START RECORDS FOR THE TASK
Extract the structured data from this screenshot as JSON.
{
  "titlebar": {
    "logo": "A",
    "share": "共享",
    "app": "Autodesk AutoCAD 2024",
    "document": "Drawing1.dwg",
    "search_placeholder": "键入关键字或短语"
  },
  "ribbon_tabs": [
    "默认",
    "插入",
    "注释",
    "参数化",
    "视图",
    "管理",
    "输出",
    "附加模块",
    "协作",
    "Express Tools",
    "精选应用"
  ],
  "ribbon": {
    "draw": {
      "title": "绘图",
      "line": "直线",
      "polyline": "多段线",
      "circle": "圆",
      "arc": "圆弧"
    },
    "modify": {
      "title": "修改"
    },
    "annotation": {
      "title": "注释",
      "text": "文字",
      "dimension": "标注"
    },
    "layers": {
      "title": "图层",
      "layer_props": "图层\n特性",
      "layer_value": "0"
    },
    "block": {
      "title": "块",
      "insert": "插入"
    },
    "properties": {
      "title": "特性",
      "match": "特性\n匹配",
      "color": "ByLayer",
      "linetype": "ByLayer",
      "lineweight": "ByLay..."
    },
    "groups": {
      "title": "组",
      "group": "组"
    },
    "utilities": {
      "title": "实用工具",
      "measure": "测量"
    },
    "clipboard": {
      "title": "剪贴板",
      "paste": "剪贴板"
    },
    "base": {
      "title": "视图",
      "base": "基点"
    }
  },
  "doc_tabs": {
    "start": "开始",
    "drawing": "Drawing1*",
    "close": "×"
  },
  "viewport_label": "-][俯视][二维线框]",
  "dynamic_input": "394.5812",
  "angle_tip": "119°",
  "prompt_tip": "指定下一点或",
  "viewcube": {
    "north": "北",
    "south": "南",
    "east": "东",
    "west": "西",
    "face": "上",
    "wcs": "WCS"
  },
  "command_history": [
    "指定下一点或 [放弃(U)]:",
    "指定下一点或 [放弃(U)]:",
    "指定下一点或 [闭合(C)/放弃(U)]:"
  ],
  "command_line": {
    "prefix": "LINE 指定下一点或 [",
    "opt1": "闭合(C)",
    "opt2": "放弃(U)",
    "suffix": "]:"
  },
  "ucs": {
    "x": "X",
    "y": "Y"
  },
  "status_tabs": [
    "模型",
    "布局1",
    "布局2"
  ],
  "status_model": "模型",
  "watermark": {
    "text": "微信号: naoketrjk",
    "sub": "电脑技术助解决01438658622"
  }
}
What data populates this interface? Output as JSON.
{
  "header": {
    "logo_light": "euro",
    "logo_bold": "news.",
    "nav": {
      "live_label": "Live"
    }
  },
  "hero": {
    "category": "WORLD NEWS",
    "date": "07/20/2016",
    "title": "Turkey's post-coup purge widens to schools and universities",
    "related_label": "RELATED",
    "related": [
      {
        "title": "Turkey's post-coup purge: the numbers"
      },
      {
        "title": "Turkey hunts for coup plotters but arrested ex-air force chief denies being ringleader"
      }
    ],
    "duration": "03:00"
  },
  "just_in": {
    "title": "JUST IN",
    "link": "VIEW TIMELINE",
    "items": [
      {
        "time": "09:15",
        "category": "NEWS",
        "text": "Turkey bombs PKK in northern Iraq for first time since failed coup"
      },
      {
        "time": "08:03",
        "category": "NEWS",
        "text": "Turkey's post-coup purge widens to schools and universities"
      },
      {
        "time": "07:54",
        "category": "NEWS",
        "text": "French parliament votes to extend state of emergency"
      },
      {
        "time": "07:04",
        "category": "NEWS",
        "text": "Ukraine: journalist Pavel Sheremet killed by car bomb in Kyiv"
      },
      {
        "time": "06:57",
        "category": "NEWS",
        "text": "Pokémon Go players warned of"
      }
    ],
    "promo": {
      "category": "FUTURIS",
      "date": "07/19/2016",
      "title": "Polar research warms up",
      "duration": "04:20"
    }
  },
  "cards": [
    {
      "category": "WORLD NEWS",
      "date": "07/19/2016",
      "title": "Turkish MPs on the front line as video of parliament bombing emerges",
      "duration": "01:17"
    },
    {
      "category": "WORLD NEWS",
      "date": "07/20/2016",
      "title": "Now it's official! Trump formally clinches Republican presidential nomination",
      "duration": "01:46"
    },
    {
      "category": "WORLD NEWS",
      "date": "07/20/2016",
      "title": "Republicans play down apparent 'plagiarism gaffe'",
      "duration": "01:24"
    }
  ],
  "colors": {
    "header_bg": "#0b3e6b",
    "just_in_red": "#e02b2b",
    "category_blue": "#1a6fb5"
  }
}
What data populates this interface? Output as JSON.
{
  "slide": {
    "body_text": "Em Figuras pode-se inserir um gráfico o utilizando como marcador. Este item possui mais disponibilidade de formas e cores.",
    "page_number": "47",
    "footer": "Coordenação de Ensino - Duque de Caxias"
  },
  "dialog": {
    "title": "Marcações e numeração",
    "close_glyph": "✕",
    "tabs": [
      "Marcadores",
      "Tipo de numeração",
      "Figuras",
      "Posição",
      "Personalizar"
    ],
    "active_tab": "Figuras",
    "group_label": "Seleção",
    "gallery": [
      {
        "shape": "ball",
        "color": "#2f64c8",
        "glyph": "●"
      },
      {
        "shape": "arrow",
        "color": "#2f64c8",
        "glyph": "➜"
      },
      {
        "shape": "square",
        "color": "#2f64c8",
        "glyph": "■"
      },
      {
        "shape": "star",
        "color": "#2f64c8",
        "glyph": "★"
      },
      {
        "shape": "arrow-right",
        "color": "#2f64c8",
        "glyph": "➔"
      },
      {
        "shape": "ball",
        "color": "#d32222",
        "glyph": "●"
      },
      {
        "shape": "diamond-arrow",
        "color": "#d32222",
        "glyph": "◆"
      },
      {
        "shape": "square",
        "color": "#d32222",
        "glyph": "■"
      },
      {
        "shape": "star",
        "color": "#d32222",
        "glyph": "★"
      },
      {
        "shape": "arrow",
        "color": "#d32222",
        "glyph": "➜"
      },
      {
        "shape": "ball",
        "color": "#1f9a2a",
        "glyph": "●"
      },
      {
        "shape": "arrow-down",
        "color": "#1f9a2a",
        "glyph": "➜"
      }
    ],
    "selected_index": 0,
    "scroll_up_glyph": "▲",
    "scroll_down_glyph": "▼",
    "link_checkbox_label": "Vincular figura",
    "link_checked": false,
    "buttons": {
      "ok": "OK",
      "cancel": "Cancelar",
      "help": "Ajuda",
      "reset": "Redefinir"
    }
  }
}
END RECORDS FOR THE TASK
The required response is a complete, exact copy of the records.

REPLY TO THE EXERCISE>
Extract the structured data from this screenshot as JSON.
{
  "titlebar": {
    "logo": "A",
    "share": "共享",
    "app": "Autodesk AutoCAD 2024",
    "document": "Drawing1.dwg",
    "search_placeholder": "键入关键字或短语"
  },
  "ribbon_tabs": [
    "默认",
    "插入",
    "注释",
    "参数化",
    "视图",
    "管理",
    "输出",
    "附加模块",
    "协作",
    "Express Tools",
    "精选应用"
  ],
  "ribbon": {
    "draw": {
      "title": "绘图",
      "line": "直线",
      "polyline": "多段线",
      "circle": "圆",
      "arc": "圆弧"
    },
    "modify": {
      "title": "修改"
    },
    "annotation": {
      "title": "注释",
      "text": "文字",
      "dimension": "标注"
    },
    "layers": {
      "title": "图层",
      "layer_props": "图层\n特性",
      "layer_value": "0"
    },
    "block": {
      "title": "块",
      "insert": "插入"
    },
    "properties": {
      "title": "特性",
      "match": "特性\n匹配",
      "color": "ByLayer",
      "linetype": "ByLayer",
      "lineweight": "ByLay..."
    },
    "groups": {
      "title": "组",
      "group": "组"
    },
    "utilities": {
      "title": "实用工具",
      "measure": "测量"
    },
    "clipboard": {
      "title": "剪贴板",
      "paste": "剪贴板"
    },
    "base": {
      "title": "视图",
      "base": "基点"
    }
  },
  "doc_tabs": {
    "start": "开始",
    "drawing": "Drawing1*",
    "close": "×"
  },
  "viewport_label": "-][俯视][二维线框]",
  "dynamic_input": "394.5812",
  "angle_tip": "119°",
  "prompt_tip": "指定下一点或",
  "viewcube": {
    "north": "北",
    "south": "南",
    "east": "东",
    "west": "西",
    "face": "上",
    "wcs": "WCS"
  },
  "command_history": [
    "指定下一点或 [放弃(U)]:",
    "指定下一点或 [放弃(U)]:",
    "指定下一点或 [闭合(C)/放弃(U)]:"
  ],
  "command_line": {
    "prefix": "LINE 指定下一点或 [",
    "opt1": "闭合(C)",
    "opt2": "放弃(U)",
    "suffix": "]:"
  },
  "ucs": {
    "x": "X",
    "y": "Y"
  },
  "status_tabs": [
    "模型",
    "布局1",
    "布局2"
  ],
  "status_model": "模型",
  "watermark": {
    "text": "微信号: naoketrjk",
    "sub": "电脑技术助解决01438658622"
  }
}
What data populates this interface? Output as JSON.
{
  "header": {
    "logo_light": "euro",
    "logo_bold": "news.",
    "nav": {
      "live_label": "Live"
    }
  },
  "hero": {
    "category": "WORLD NEWS",
    "date": "07/20/2016",
    "title": "Turkey's post-coup purge widens to schools and universities",
    "related_label": "RELATED",
    "related": [
      {
        "title": "Turkey's post-coup purge: the numbers"
      },
      {
        "title": "Turkey hunts for coup plotters but arrested ex-air force chief denies being ringleader"
      }
    ],
    "duration": "03:00"
  },
  "just_in": {
    "title": "JUST IN",
    "link": "VIEW TIMELINE",
    "items": [
      {
        "time": "09:15",
        "category": "NEWS",
        "text": "Turkey bombs PKK in northern Iraq for first time since failed coup"
      },
      {
        "time": "08:03",
        "category": "NEWS",
        "text": "Turkey's post-coup purge widens to schools and universities"
      },
      {
        "time": "07:54",
        "category": "NEWS",
        "text": "French parliament votes to extend state of emergency"
      },
      {
        "time": "07:04",
        "category": "NEWS",
        "text": "Ukraine: journalist Pavel Sheremet killed by car bomb in Kyiv"
      },
      {
        "time": "06:57",
        "category": "NEWS",
        "text": "Pokémon Go players warned of"
      }
    ],
    "promo": {
      "category": "FUTURIS",
      "date": "07/19/2016",
      "title": "Polar research warms up",
      "duration": "04:20"
    }
  },
  "cards": [
    {
      "category": "WORLD NEWS",
      "date": "07/19/2016",
      "title": "Turkish MPs on the front line as video of parliament bombing emerges",
      "duration": "01:17"
    },
    {
      "category": "WORLD NEWS",
      "date": "07/20/2016",
      "title": "Now it's official! Trump formally clinches Republican presidential nomination",
      "duration": "01:46"
    },
    {
      "category": "WORLD NEWS",
      "date": "07/20/2016",
      "title": "Republicans play down apparent 'plagiarism gaffe'",
      "duration": "01:24"
    }
  ],
  "colors": {
    "header_bg": "#0b3e6b",
    "just_in_red": "#e02b2b",
    "category_blue": "#1a6fb5"
  }
}
What data populates this interface? Output as JSON.
{
  "slide": {
    "body_text": "Em Figuras pode-se inserir um gráfico o utilizando como marcador. Este item possui mais disponibilidade de formas e cores.",
    "page_number": "47",
    "footer": "Coordenação de Ensino - Duque de Caxias"
  },
  "dialog": {
    "title": "Marcações e numeração",
    "close_glyph": "✕",
    "tabs": [
      "Marcadores",
      "Tipo de numeração",
      "Figuras",
      "Posição",
      "Personalizar"
    ],
    "active_tab": "Figuras",
    "group_label": "Seleção",
    "gallery": [
      {
        "shape": "ball",
        "color": "#2f64c8",
        "glyph": "●"
      },
      {
        "shape": "arrow",
        "color": "#2f64c8",
        "glyph": "➜"
      },
      {
        "shape": "square",
        "color": "#2f64c8",
        "glyph": "■"
      },
      {
        "shape": "star",
        "color": "#2f64c8",
        "glyph": "★"
      },
      {
        "shape": "arrow-right",
        "color": "#2f64c8",
        "glyph": "➔"
      },
      {
        "shape": "ball",
        "color": "#d32222",
        "glyph": "●"
      },
      {
        "shape": "diamond-arrow",
        "color": "#d32222",
        "glyph": "◆"
      },
      {
        "shape": "square",
        "color": "#d32222",
        "glyph": "■"
      },
      {
        "shape": "star",
        "color": "#d32222",
        "glyph": "★"
      },
      {
        "shape": "arrow",
        "color": "#d32222",
        "glyph": "➜"
      },
      {
        "shape": "ball",
        "color": "#1f9a2a",
        "glyph": "●"
      },
      {
        "shape": "arrow-down",
        "color": "#1f9a2a",
        "glyph": "➜"
      }
    ],
    "selected_index": 0,
    "scroll_up_glyph": "▲",
    "scroll_down_glyph": "▼",
    "link_checkbox_label": "Vincular figura",
    "link_checked": false,
    "buttons": {
      "ok": "OK",
      "cancel": "Cancelar",
      "help": "Ajuda",
      "reset": "Redefinir"
    }
  }
}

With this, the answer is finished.